Work to be completed:
Repeat the full listing below verbatim and keep the images out.

======== Extracted data

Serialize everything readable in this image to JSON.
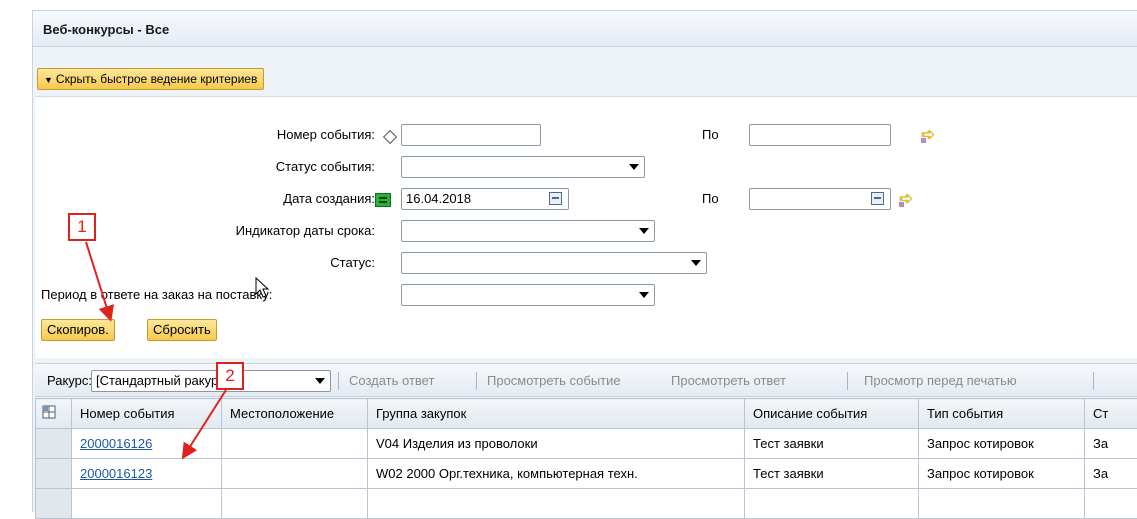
{
  "panel": {
    "title": "Веб-конкурсы - Все"
  },
  "criteria": {
    "toggle_label": "Скрыть быстрое ведение критериев",
    "event_number_label": "Номер события:",
    "event_number_value": "",
    "to_label": "По",
    "event_number_to_value": "",
    "event_status_label": "Статус события:",
    "event_status_value": "",
    "created_date_label": "Дата создания:",
    "created_date_value": "16.04.2018",
    "created_date_to_value": "",
    "due_date_indicator_label": "Индикатор даты срока:",
    "due_date_indicator_value": "",
    "status_label": "Статус:",
    "status_value": "",
    "response_period_label": "Период в ответе на заказ на поставку:",
    "response_period_value": "",
    "copy_button": "Скопиров.",
    "reset_button": "Сбросить"
  },
  "toolbar": {
    "view_label": "Ракурс:",
    "view_value": "[Стандартный ракурс",
    "create_response": "Создать ответ",
    "view_event": "Просмотреть событие",
    "view_response": "Просмотреть ответ",
    "print_preview": "Просмотр перед печатью"
  },
  "table": {
    "columns": [
      "Номер события",
      "Местоположение",
      "Группа закупок",
      "Описание события",
      "Тип события",
      "Ст"
    ],
    "rows": [
      [
        "2000016126",
        "",
        "V04 Изделия из проволоки",
        "Тест заявки",
        "Запрос котировок",
        "За"
      ],
      [
        "2000016123",
        "",
        "W02 2000 Орг.техника, компьютерная техн.",
        "Тест заявки",
        "Запрос котировок",
        "За"
      ]
    ]
  },
  "annotations": {
    "callout_1": "1",
    "callout_2": "2"
  },
  "colors": {
    "callout": "#e0221c",
    "button": "#f6c94a",
    "link": "#1b58a8",
    "panel": "#eef3f8"
  },
  "icons": [
    "caret-down-icon",
    "diamond-operator-icon",
    "equal-operator-icon",
    "calendar-icon",
    "yellow-arrow-icon",
    "table-settings-icon",
    "dropdown-arrow-icon"
  ]
}
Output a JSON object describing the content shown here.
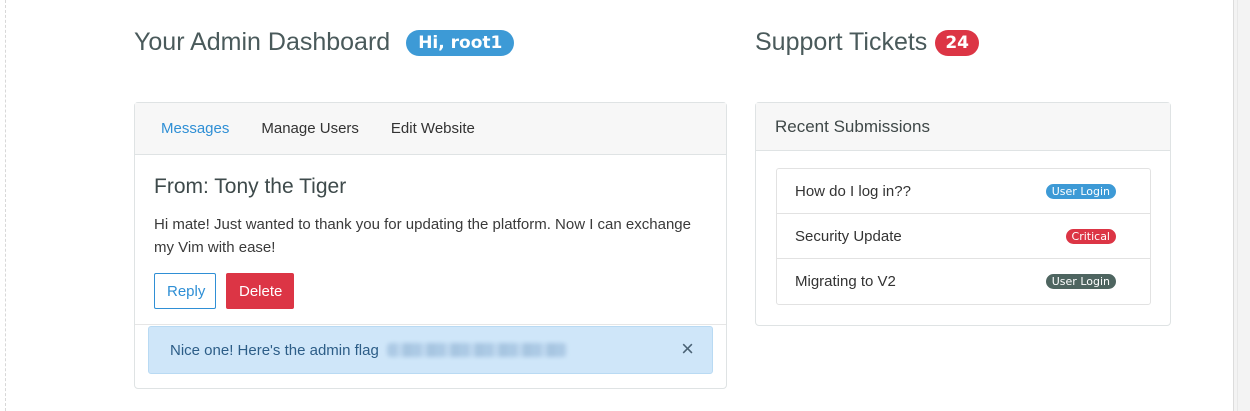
{
  "header_left": {
    "title": "Your Admin Dashboard",
    "greeting": "Hi, root1"
  },
  "header_right": {
    "title": "Support Tickets",
    "count": "24"
  },
  "tabs": [
    {
      "label": "Messages",
      "active": true
    },
    {
      "label": "Manage Users",
      "active": false
    },
    {
      "label": "Edit Website",
      "active": false
    }
  ],
  "message": {
    "from": "From: Tony the Tiger",
    "body": "Hi mate! Just wanted to thank you for updating the platform. Now I can exchange my Vim with ease!",
    "reply_label": "Reply",
    "delete_label": "Delete"
  },
  "alert": {
    "text": "Nice one! Here's the admin flag",
    "close_icon": "×"
  },
  "submissions": {
    "title": "Recent Submissions",
    "items": [
      {
        "title": "How do I log in??",
        "badge": "User Login",
        "badge_color": "#3d9ad6"
      },
      {
        "title": "Security Update",
        "badge": "Critical",
        "badge_color": "#dc3545"
      },
      {
        "title": "Migrating to V2",
        "badge": "User Login",
        "badge_color": "#4e6560"
      }
    ]
  },
  "colors": {
    "accent": "#2f8fd5",
    "danger": "#dc3545",
    "info_bg": "#cfe6f9"
  }
}
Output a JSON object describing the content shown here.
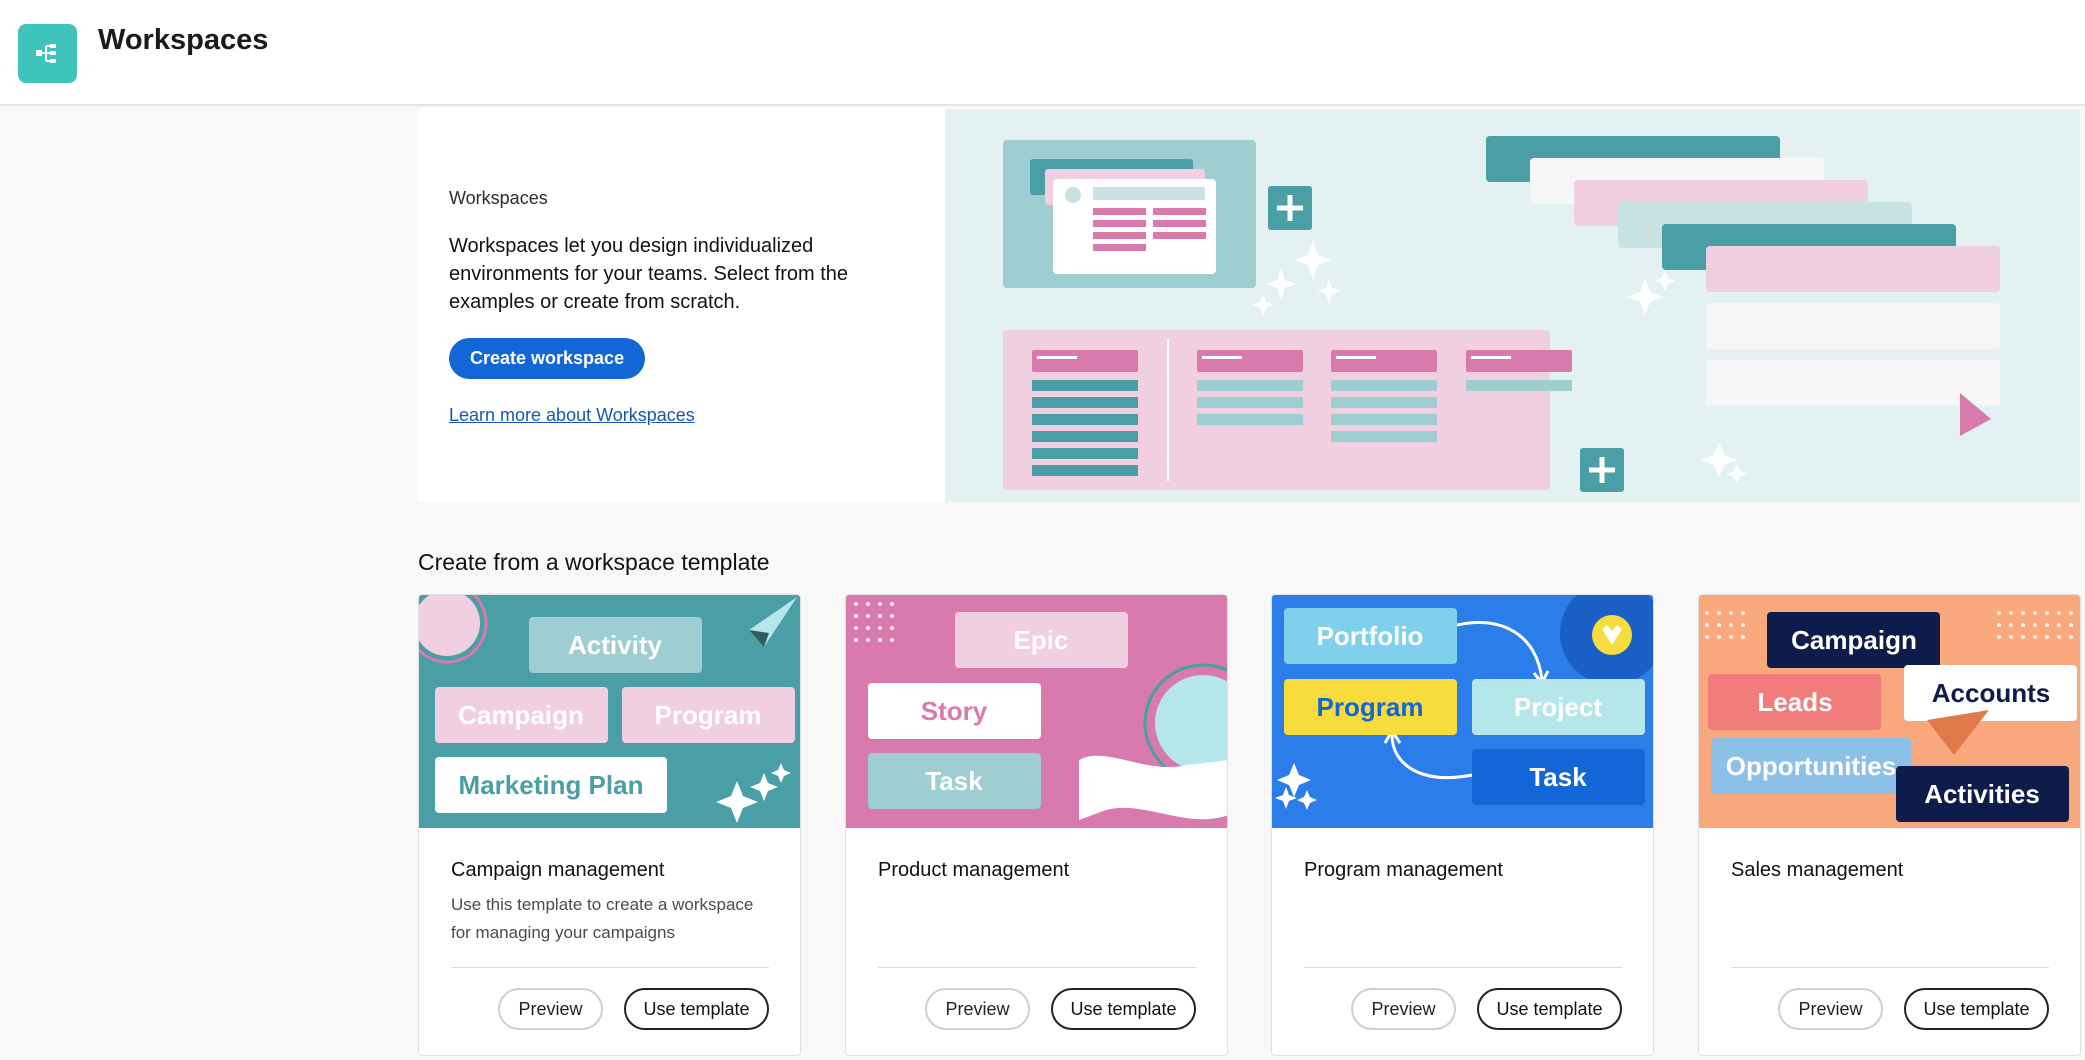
{
  "header": {
    "title": "Workspaces",
    "icon": "workspace-icon"
  },
  "hero": {
    "eyebrow": "Workspaces",
    "description": "Workspaces let you design individualized environments for your teams. Select from the examples or create from scratch.",
    "create_button": "Create workspace",
    "learn_link": "Learn more about Workspaces"
  },
  "templates": {
    "section_title": "Create from a workspace template",
    "cards": [
      {
        "title": "Campaign management",
        "description": "Use this template to create a workspace for managing your campaigns",
        "preview": "Preview",
        "use": "Use template",
        "image_labels": [
          "Activity",
          "Campaign",
          "Program",
          "Marketing Plan"
        ]
      },
      {
        "title": "Product management",
        "description": "",
        "preview": "Preview",
        "use": "Use template",
        "image_labels": [
          "Epic",
          "Story",
          "Task"
        ]
      },
      {
        "title": "Program management",
        "description": "",
        "preview": "Preview",
        "use": "Use template",
        "image_labels": [
          "Portfolio",
          "Program",
          "Project",
          "Task"
        ]
      },
      {
        "title": "Sales management",
        "description": "",
        "preview": "Preview",
        "use": "Use template",
        "image_labels": [
          "Campaign",
          "Leads",
          "Accounts",
          "Opportunities",
          "Activities"
        ]
      }
    ]
  },
  "colors": {
    "accent": "#1266d8",
    "teal": "#4a9ea5",
    "pink": "#d97aaf",
    "blue": "#2b7de9",
    "orange": "#f9a87e"
  }
}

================

Task response:
Serialize everything readable in this image to JSON.
{
  "panel": {
    "title": "Веб-конкурсы - Все"
  },
  "criteria": {
    "toggle_label": "Скрыть быстрое ведение критериев",
    "event_number_label": "Номер события:",
    "event_number_value": "",
    "to_label": "По",
    "event_number_to_value": "",
    "event_status_label": "Статус события:",
    "event_status_value": "",
    "created_date_label": "Дата создания:",
    "created_date_value": "16.04.2018",
    "created_date_to_value": "",
    "due_date_indicator_label": "Индикатор даты срока:",
    "due_date_indicator_value": "",
    "status_label": "Статус:",
    "status_value": "",
    "response_period_label": "Период в ответе на заказ на поставку:",
    "response_period_value": "",
    "copy_button": "Скопиров.",
    "reset_button": "Сбросить"
  },
  "toolbar": {
    "view_label": "Ракурс:",
    "view_value": "[Стандартный ракурс",
    "create_response": "Создать ответ",
    "view_event": "Просмотреть событие",
    "view_response": "Просмотреть ответ",
    "print_preview": "Просмотр перед печатью"
  },
  "table": {
    "columns": [
      "Номер события",
      "Местоположение",
      "Группа закупок",
      "Описание события",
      "Тип события",
      "Ст"
    ],
    "rows": [
      [
        "2000016126",
        "",
        "V04 Изделия из проволоки",
        "Тест заявки",
        "Запрос котировок",
        "За"
      ],
      [
        "2000016123",
        "",
        "W02 2000 Орг.техника, компьютерная техн.",
        "Тест заявки",
        "Запрос котировок",
        "За"
      ]
    ]
  },
  "annotations": {
    "callout_1": "1",
    "callout_2": "2"
  },
  "colors": {
    "callout": "#e0221c",
    "button": "#f6c94a",
    "link": "#1b58a8",
    "panel": "#eef3f8"
  },
  "icons": [
    "caret-down-icon",
    "diamond-operator-icon",
    "equal-operator-icon",
    "calendar-icon",
    "yellow-arrow-icon",
    "table-settings-icon",
    "dropdown-arrow-icon"
  ]
}
Output a JSON object describing the content shown here.
{
  "header_left": {
    "title": "Your Admin Dashboard",
    "greeting": "Hi, root1"
  },
  "header_right": {
    "title": "Support Tickets",
    "count": "24"
  },
  "tabs": [
    {
      "label": "Messages",
      "active": true
    },
    {
      "label": "Manage Users",
      "active": false
    },
    {
      "label": "Edit Website",
      "active": false
    }
  ],
  "message": {
    "from": "From: Tony the Tiger",
    "body": "Hi mate! Just wanted to thank you for updating the platform. Now I can exchange my Vim with ease!",
    "reply_label": "Reply",
    "delete_label": "Delete"
  },
  "alert": {
    "text": "Nice one! Here's the admin flag",
    "close_icon": "×"
  },
  "submissions": {
    "title": "Recent Submissions",
    "items": [
      {
        "title": "How do I log in??",
        "badge": "User Login",
        "badge_color": "#3d9ad6"
      },
      {
        "title": "Security Update",
        "badge": "Critical",
        "badge_color": "#dc3545"
      },
      {
        "title": "Migrating to V2",
        "badge": "User Login",
        "badge_color": "#4e6560"
      }
    ]
  },
  "colors": {
    "accent": "#2f8fd5",
    "danger": "#dc3545",
    "info_bg": "#cfe6f9"
  }
}
Output a JSON object describing the content shown here.
{
  "header": {
    "title": "Workspaces",
    "icon": "workspace-icon"
  },
  "hero": {
    "eyebrow": "Workspaces",
    "description": "Workspaces let you design individualized environments for your teams. Select from the examples or create from scratch.",
    "create_button": "Create workspace",
    "learn_link": "Learn more about Workspaces"
  },
  "templates": {
    "section_title": "Create from a workspace template",
    "cards": [
      {
        "title": "Campaign management",
        "description": "Use this template to create a workspace for managing your campaigns",
        "preview": "Preview",
        "use": "Use template",
        "image_labels": [
          "Activity",
          "Campaign",
          "Program",
          "Marketing Plan"
        ]
      },
      {
        "title": "Product management",
        "description": "",
        "preview": "Preview",
        "use": "Use template",
        "image_labels": [
          "Epic",
          "Story",
          "Task"
        ]
      },
      {
        "title": "Program management",
        "description": "",
        "preview": "Preview",
        "use": "Use template",
        "image_labels": [
          "Portfolio",
          "Program",
          "Project",
          "Task"
        ]
      },
      {
        "title": "Sales management",
        "description": "",
        "preview": "Preview",
        "use": "Use template",
        "image_labels": [
          "Campaign",
          "Leads",
          "Accounts",
          "Opportunities",
          "Activities"
        ]
      }
    ]
  },
  "colors": {
    "accent": "#1266d8",
    "teal": "#4a9ea5",
    "pink": "#d97aaf",
    "blue": "#2b7de9",
    "orange": "#f9a87e"
  }
}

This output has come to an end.